▸ **TASK TO CARRY OUT**
Check every line of the entries that follow, and copy the ones containing "Terminal".

▸ **ENTRIES SHOWN**
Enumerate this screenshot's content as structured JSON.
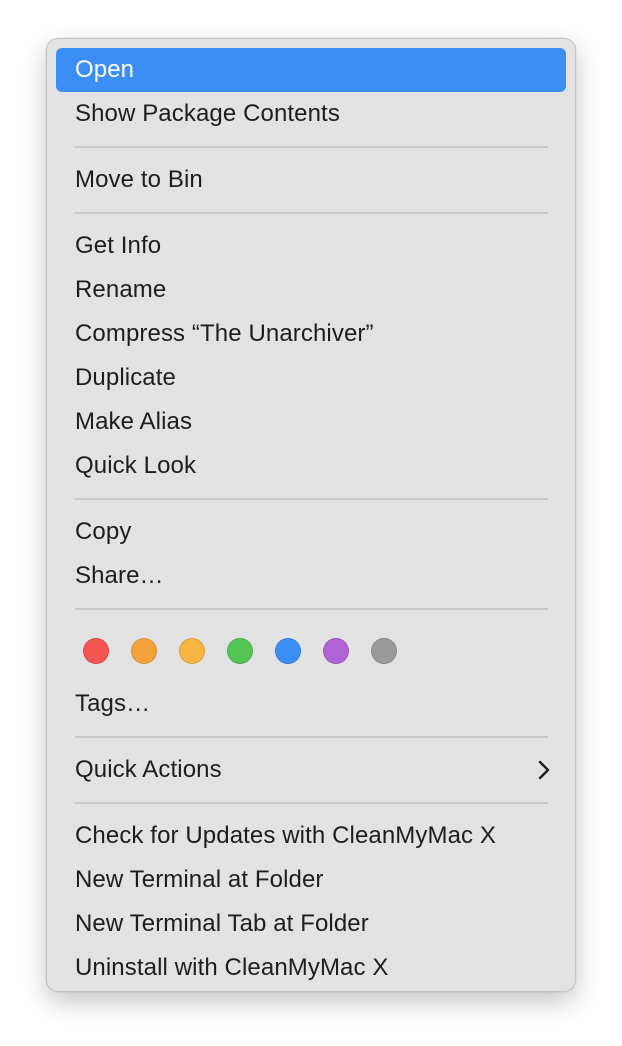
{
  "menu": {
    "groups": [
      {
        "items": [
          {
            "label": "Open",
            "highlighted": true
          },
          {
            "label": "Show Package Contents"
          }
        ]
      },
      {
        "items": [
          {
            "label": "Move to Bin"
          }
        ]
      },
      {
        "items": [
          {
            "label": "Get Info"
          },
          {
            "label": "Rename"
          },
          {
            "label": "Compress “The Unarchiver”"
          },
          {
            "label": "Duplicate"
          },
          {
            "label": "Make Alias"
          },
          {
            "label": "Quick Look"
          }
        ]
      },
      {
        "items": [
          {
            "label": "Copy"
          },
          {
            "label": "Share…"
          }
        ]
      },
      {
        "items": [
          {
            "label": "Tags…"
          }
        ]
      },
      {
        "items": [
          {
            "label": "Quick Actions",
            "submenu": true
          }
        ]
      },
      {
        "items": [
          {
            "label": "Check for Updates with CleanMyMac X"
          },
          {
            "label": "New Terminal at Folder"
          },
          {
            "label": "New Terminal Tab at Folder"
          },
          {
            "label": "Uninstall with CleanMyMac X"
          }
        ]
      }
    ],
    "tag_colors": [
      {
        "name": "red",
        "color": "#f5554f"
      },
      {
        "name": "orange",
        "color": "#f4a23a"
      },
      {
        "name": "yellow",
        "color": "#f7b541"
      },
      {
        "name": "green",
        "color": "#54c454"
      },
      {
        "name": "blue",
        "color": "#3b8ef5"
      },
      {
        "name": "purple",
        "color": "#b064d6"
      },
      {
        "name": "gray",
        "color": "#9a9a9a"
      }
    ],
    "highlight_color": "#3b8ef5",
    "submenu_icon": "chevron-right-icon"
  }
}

▸ **YOUR SOLUTION**
            "label": "New Terminal at Folder"
            "label": "New Terminal Tab at Folder"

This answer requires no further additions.